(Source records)
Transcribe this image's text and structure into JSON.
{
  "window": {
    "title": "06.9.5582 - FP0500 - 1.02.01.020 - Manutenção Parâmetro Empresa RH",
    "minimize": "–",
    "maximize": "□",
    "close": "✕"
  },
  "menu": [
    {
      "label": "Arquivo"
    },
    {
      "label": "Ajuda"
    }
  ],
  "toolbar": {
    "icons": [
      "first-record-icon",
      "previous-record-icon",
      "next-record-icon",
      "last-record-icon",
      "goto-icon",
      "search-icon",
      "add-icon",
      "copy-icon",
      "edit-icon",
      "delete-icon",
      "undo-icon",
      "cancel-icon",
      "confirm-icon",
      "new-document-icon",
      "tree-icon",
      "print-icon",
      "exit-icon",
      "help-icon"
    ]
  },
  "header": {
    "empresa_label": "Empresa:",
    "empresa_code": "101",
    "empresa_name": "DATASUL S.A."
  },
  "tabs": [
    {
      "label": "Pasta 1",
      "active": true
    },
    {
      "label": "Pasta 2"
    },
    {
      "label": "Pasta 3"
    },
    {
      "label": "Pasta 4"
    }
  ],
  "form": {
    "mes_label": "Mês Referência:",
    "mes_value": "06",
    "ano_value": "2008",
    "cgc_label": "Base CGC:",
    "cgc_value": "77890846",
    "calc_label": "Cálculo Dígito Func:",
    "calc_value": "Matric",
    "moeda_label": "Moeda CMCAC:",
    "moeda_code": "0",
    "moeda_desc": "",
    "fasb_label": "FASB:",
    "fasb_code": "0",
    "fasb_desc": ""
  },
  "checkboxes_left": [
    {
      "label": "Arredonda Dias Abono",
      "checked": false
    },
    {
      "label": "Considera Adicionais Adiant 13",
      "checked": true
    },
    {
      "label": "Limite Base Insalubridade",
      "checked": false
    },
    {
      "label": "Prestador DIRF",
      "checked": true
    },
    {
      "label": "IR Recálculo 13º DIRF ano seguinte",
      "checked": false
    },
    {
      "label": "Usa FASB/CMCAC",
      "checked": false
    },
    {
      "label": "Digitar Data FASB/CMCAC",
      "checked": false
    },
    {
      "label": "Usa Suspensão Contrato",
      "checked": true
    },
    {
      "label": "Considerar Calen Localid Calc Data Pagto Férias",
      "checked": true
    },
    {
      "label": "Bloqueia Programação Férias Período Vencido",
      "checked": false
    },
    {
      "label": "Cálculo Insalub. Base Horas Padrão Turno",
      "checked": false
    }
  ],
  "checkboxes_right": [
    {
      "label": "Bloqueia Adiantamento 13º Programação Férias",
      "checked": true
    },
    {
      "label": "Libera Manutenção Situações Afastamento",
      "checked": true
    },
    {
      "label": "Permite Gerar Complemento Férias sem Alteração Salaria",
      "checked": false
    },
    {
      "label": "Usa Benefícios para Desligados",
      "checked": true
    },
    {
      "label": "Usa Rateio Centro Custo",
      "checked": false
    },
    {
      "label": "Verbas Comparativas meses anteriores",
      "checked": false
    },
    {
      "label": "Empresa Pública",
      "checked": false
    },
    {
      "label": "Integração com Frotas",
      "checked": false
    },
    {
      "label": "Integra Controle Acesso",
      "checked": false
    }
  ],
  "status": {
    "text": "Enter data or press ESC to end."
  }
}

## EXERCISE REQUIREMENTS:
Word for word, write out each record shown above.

## RESULT OF THIS EXERCISE:
Transcribe this image's text and structure into JSON.
{
  "window": {
    "title": "06.9.5582 - FP0500 - 1.02.01.020 - Manutenção Parâmetro Empresa RH",
    "minimize": "–",
    "maximize": "□",
    "close": "✕"
  },
  "menu": [
    {
      "label": "Arquivo"
    },
    {
      "label": "Ajuda"
    }
  ],
  "toolbar": {
    "icons": [
      "first-record-icon",
      "previous-record-icon",
      "next-record-icon",
      "last-record-icon",
      "goto-icon",
      "search-icon",
      "add-icon",
      "copy-icon",
      "edit-icon",
      "delete-icon",
      "undo-icon",
      "cancel-icon",
      "confirm-icon",
      "new-document-icon",
      "tree-icon",
      "print-icon",
      "exit-icon",
      "help-icon"
    ]
  },
  "header": {
    "empresa_label": "Empresa:",
    "empresa_code": "101",
    "empresa_name": "DATASUL S.A."
  },
  "tabs": [
    {
      "label": "Pasta 1",
      "active": true
    },
    {
      "label": "Pasta 2"
    },
    {
      "label": "Pasta 3"
    },
    {
      "label": "Pasta 4"
    }
  ],
  "form": {
    "mes_label": "Mês Referência:",
    "mes_value": "06",
    "ano_value": "2008",
    "cgc_label": "Base CGC:",
    "cgc_value": "77890846",
    "calc_label": "Cálculo Dígito Func:",
    "calc_value": "Matric",
    "moeda_label": "Moeda CMCAC:",
    "moeda_code": "0",
    "moeda_desc": "",
    "fasb_label": "FASB:",
    "fasb_code": "0",
    "fasb_desc": ""
  },
  "checkboxes_left": [
    {
      "label": "Arredonda Dias Abono",
      "checked": false
    },
    {
      "label": "Considera Adicionais Adiant 13",
      "checked": true
    },
    {
      "label": "Limite Base Insalubridade",
      "checked": false
    },
    {
      "label": "Prestador DIRF",
      "checked": true
    },
    {
      "label": "IR Recálculo 13º DIRF ano seguinte",
      "checked": false
    },
    {
      "label": "Usa FASB/CMCAC",
      "checked": false
    },
    {
      "label": "Digitar Data FASB/CMCAC",
      "checked": false
    },
    {
      "label": "Usa Suspensão Contrato",
      "checked": true
    },
    {
      "label": "Considerar Calen Localid Calc Data Pagto Férias",
      "checked": true
    },
    {
      "label": "Bloqueia Programação Férias Período Vencido",
      "checked": false
    },
    {
      "label": "Cálculo Insalub. Base Horas Padrão Turno",
      "checked": false
    }
  ],
  "checkboxes_right": [
    {
      "label": "Bloqueia Adiantamento 13º Programação Férias",
      "checked": true
    },
    {
      "label": "Libera Manutenção Situações Afastamento",
      "checked": true
    },
    {
      "label": "Permite Gerar Complemento Férias sem Alteração Salaria",
      "checked": false
    },
    {
      "label": "Usa Benefícios para Desligados",
      "checked": true
    },
    {
      "label": "Usa Rateio Centro Custo",
      "checked": false
    },
    {
      "label": "Verbas Comparativas meses anteriores",
      "checked": false
    },
    {
      "label": "Empresa Pública",
      "checked": false
    },
    {
      "label": "Integração com Frotas",
      "checked": false
    },
    {
      "label": "Integra Controle Acesso",
      "checked": false
    }
  ],
  "status": {
    "text": "Enter data or press ESC to end."
  }
}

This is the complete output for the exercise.